GARZA INDIANS. The Garza Indians, a Coahuiltecan band of northeastern Mexico, were one of several groups commonly referred to as Carrizo, and sometimes ranged north of the Rio Grande. In the middle eighteenth century the Garzas lived on the south bank of the Rio Grande near Mier and Revilla, and as late as 1828 some of these Indians were still living near Mier.
Frederick Webb Hodge, ed., Handbook of American Indians North of Mexico (2 vols., Washington: GPO, 1907, 1910; rpt., New York: Pageant, 1959). Rudolph C. Troike, "Notes on Coahuiltecan Ethnography," Bulletin of the Texas Archeological Society 32 (1962).
The following, adapted from the Chicago Manual of Style, 15th edition, is the preferred citation for this article.Thomas N. Campbell, "GARZA INDIANS," Handbook of Texas Online (http://www.tshaonline.org/handbook/online/articles/bmg01), accessed November 28, 2015. Uploaded on June 15, 2010. Published by the Texas State Historical Association.
Get Texas history everyday,
with day by day

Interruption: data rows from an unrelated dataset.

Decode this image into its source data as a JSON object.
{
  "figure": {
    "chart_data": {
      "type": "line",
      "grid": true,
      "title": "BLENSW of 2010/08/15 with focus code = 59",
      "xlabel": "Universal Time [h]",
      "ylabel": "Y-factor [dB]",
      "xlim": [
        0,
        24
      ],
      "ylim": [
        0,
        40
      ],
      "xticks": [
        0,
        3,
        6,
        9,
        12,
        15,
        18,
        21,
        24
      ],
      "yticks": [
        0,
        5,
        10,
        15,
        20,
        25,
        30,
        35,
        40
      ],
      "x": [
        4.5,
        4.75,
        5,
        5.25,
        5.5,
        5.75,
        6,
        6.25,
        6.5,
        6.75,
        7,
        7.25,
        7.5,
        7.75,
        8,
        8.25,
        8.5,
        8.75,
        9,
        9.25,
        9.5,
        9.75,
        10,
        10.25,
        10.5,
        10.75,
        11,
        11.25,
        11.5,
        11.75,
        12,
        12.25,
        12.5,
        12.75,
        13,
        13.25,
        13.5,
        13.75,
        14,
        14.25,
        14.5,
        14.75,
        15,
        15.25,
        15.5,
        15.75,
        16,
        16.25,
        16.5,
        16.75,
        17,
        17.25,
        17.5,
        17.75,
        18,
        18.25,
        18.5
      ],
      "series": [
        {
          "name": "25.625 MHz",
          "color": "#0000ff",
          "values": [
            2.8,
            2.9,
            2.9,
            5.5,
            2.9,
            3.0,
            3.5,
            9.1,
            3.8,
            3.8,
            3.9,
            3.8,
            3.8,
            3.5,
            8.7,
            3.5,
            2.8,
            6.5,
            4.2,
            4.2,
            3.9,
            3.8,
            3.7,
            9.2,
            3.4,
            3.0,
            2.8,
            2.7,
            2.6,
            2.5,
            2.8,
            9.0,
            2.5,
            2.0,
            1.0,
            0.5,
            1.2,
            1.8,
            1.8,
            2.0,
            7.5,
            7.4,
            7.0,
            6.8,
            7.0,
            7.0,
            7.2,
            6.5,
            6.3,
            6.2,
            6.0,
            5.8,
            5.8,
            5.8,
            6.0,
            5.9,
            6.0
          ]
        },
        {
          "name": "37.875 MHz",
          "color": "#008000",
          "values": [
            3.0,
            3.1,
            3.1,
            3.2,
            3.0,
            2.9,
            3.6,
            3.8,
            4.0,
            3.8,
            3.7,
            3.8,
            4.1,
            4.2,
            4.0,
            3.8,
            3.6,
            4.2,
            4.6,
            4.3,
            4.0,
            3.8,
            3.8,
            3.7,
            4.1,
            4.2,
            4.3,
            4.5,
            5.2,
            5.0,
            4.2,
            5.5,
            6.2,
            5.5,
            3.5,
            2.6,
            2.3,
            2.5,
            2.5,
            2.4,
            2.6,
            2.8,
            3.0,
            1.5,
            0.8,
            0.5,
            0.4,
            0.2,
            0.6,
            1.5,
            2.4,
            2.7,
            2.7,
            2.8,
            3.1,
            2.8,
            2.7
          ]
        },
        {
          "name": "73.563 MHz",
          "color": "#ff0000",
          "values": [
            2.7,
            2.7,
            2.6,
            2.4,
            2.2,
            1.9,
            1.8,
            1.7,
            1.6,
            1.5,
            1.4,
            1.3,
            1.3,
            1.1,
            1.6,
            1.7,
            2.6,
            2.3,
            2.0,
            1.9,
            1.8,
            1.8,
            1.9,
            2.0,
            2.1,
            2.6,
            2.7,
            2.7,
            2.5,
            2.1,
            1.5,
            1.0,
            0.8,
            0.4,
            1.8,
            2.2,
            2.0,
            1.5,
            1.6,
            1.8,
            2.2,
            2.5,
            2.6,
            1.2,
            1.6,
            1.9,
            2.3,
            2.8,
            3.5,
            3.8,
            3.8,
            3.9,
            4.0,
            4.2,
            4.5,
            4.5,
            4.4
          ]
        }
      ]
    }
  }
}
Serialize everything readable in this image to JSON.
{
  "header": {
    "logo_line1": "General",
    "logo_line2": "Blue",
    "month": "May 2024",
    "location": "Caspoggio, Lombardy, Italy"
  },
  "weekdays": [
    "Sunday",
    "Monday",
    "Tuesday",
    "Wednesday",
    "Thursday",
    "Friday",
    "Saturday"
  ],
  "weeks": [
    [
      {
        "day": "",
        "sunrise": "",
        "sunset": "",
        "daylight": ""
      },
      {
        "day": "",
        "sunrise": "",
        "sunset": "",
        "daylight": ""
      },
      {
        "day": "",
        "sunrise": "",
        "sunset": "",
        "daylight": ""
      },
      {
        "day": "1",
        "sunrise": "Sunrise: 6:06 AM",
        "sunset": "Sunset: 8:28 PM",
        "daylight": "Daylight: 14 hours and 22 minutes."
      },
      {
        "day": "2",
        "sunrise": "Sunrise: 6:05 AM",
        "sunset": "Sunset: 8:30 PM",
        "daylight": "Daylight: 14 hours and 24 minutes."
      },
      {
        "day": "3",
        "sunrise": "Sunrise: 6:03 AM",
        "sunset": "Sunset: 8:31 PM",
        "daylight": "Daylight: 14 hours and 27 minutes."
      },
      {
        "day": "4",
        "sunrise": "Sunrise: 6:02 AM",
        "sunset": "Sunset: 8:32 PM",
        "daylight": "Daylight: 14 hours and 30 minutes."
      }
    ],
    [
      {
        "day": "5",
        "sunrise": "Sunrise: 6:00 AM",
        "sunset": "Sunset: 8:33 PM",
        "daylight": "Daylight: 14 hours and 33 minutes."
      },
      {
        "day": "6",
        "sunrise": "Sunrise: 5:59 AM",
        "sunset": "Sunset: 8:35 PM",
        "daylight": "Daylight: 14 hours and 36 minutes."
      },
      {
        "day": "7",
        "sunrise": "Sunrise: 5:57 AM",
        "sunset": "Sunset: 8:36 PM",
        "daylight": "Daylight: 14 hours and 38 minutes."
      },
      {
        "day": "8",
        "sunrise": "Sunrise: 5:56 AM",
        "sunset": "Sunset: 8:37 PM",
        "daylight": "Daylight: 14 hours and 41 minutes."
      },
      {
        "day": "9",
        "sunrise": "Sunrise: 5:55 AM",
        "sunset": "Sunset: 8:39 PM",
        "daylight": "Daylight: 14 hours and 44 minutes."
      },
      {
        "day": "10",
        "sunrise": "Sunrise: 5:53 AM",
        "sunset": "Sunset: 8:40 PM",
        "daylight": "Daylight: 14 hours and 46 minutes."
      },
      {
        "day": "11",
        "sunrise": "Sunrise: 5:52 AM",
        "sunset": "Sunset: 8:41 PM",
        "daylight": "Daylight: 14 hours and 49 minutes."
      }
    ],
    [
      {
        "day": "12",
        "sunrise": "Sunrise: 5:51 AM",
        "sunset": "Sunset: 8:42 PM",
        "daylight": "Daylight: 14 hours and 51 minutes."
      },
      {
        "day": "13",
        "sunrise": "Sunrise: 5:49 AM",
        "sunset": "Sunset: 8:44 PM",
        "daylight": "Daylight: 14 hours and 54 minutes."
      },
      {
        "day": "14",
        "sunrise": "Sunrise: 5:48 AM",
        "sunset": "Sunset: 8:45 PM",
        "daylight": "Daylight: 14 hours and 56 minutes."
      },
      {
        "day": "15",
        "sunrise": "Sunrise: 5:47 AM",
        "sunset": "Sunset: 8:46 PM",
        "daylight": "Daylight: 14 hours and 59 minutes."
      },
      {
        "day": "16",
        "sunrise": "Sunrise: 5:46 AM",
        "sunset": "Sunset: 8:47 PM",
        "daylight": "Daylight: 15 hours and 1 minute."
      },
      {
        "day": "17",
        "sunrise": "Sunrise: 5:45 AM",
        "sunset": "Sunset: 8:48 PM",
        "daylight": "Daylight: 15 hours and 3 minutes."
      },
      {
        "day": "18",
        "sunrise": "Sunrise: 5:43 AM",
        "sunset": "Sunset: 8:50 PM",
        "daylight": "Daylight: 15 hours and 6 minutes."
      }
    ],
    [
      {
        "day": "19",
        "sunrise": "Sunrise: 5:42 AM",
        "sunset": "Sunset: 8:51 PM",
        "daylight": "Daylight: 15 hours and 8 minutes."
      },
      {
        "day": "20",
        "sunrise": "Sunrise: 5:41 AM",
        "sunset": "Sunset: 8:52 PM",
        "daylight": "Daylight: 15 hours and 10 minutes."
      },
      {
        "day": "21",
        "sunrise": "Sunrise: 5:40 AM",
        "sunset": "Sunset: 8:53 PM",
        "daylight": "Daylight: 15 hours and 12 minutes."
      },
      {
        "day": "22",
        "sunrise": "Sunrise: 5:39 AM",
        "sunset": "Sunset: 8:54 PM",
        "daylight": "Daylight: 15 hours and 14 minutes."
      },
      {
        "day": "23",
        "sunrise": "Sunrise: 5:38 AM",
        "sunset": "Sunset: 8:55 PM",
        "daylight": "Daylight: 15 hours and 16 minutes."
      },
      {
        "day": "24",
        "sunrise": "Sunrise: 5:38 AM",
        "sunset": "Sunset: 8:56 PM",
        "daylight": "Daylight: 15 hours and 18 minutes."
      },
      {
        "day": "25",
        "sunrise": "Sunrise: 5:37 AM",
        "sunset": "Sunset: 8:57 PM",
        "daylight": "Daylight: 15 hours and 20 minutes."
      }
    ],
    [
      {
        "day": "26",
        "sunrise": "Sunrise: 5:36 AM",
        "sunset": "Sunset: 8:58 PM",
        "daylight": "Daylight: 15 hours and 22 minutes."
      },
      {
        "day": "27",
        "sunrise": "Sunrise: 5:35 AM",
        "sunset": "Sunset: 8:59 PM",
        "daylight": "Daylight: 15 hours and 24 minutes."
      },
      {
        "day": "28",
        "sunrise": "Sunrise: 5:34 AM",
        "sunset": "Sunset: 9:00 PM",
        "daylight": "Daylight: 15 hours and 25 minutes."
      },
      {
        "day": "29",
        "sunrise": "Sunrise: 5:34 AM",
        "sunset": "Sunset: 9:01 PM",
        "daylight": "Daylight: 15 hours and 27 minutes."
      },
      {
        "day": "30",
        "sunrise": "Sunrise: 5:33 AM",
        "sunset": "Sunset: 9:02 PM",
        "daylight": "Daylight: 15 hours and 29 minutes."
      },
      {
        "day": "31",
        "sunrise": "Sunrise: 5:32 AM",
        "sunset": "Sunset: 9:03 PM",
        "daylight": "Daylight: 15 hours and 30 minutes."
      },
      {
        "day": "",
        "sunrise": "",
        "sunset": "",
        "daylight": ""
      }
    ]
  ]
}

Each day's email tells a little bit more of the story of Texas and links to our collection of more than 27,000 articles